Start of THE DATA
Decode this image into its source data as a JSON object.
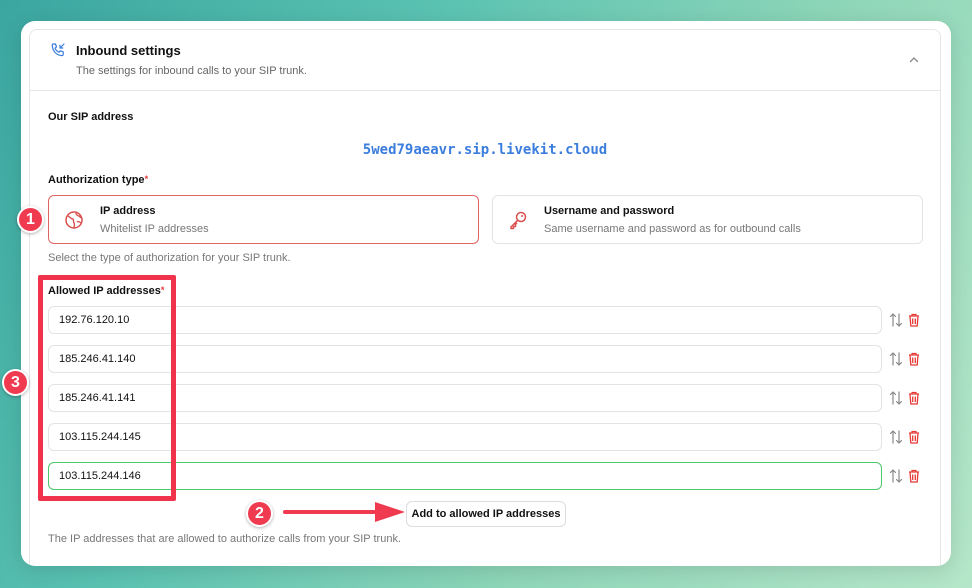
{
  "header": {
    "title": "Inbound settings",
    "subtitle": "The settings for inbound calls to your SIP trunk.",
    "icon": "phone-incoming-icon"
  },
  "sip": {
    "label": "Our SIP address",
    "address": "5wed79aeavr.sip.livekit.cloud"
  },
  "auth": {
    "label": "Authorization type",
    "required_mark": "*",
    "help": "Select the type of authorization for your SIP trunk.",
    "options": [
      {
        "title": "IP address",
        "desc": "Whitelist IP addresses",
        "icon": "globe-icon",
        "selected": true
      },
      {
        "title": "Username and password",
        "desc": "Same username and password as for outbound calls",
        "icon": "key-icon",
        "selected": false
      }
    ]
  },
  "allowed": {
    "label": "Allowed IP addresses",
    "required_mark": "*",
    "ips": [
      "192.76.120.10",
      "185.246.41.140",
      "185.246.41.141",
      "103.115.244.145",
      "103.115.244.146"
    ],
    "add_label": "Add to allowed IP addresses",
    "help": "The IP addresses that are allowed to authorize calls from your SIP trunk."
  },
  "annotations": {
    "badge1": "1",
    "badge2": "2",
    "badge3": "3"
  },
  "colors": {
    "accent_blue": "#3b7ddd",
    "highlight_red": "#f0334a",
    "active_green": "#4cc76a",
    "trash_red": "#e53935"
  }
}
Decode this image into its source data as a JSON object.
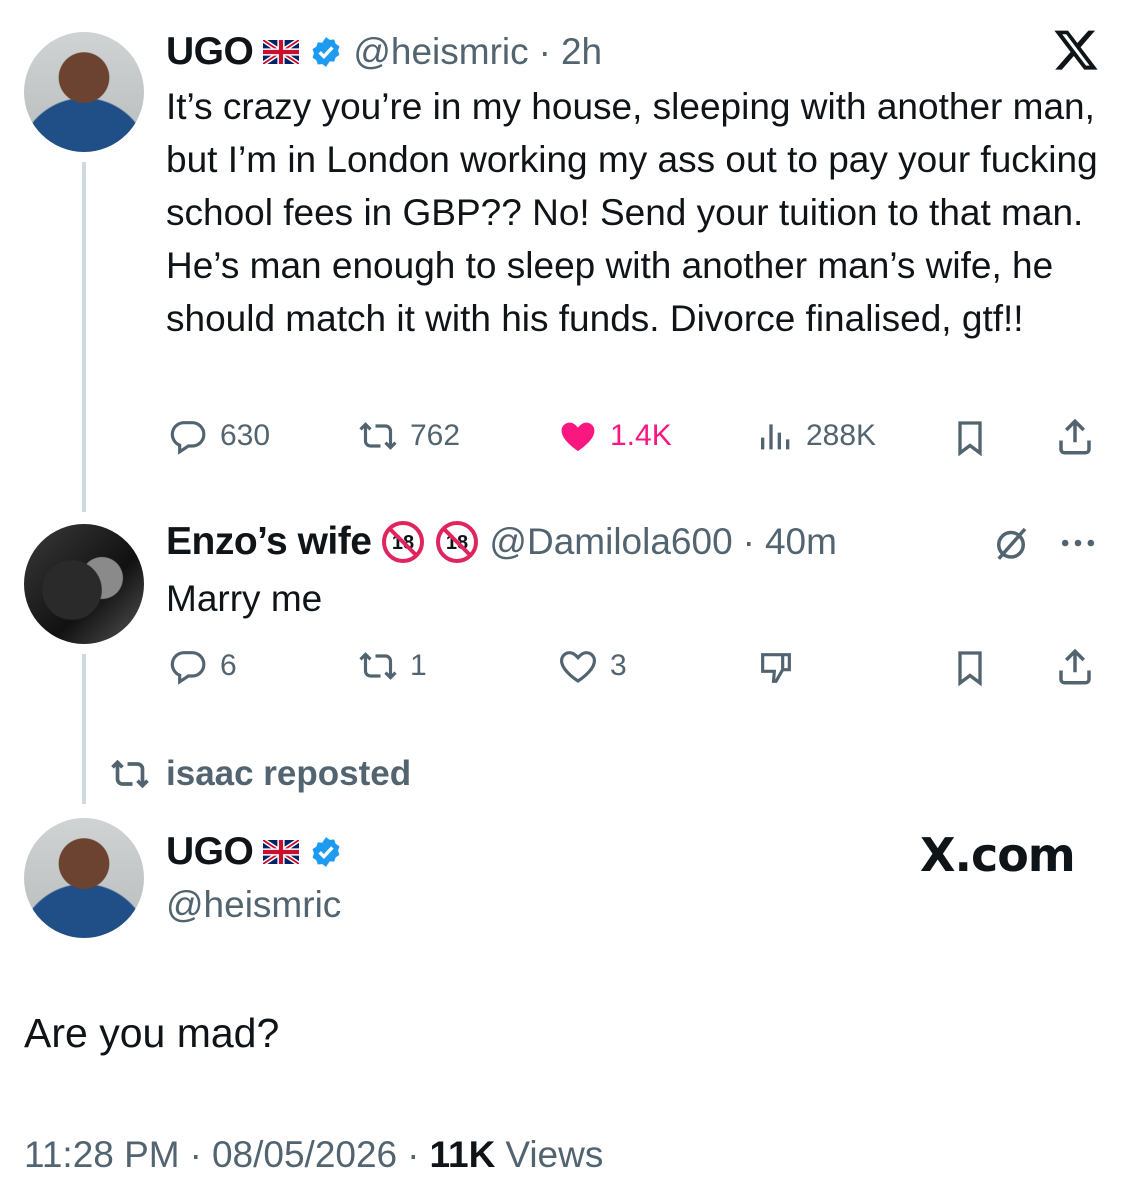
{
  "tweet1": {
    "name": "UGO",
    "handle": "@heismric",
    "dot": "·",
    "time": "2h",
    "text": "It’s crazy you’re in my house, sleeping with another man, but I’m in London working my ass out to pay your fucking school fees in GBP?? No! Send your tuition to that man. He’s man enough to sleep with another man’s wife, he should match it with his funds. Divorce finalised, gtf!!",
    "replies": "630",
    "reposts": "762",
    "likes": "1.4K",
    "views": "288K"
  },
  "tweet2": {
    "name": "Enzo’s wife",
    "badge": "18",
    "handle": "@Damilola600",
    "dot": "·",
    "time": "40m",
    "text": "Marry me",
    "replies": "6",
    "reposts": "1",
    "likes": "3"
  },
  "repost_bar": {
    "label": "isaac reposted"
  },
  "tweet3": {
    "name": "UGO",
    "handle": "@heismric",
    "site": "X.com",
    "text": "Are you mad?",
    "time": "11:28 PM",
    "dot1": "·",
    "date": "08/05/2026",
    "dot2": "·",
    "views_count": "11K",
    "views_label": "Views"
  },
  "colors": {
    "text": "#0f1419",
    "muted": "#536471",
    "like_pink": "#f91880",
    "verified_blue": "#1d9bf0",
    "thread_line": "#cfd9de"
  },
  "icons": [
    "x-logo-icon",
    "reply-icon",
    "repost-icon",
    "heart-icon",
    "views-icon",
    "bookmark-icon",
    "share-icon",
    "grok-icon",
    "more-icon",
    "dislike-icon",
    "verified-icon",
    "uk-flag-icon",
    "no-18-icon"
  ]
}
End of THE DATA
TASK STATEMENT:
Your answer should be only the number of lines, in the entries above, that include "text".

RESULT:
4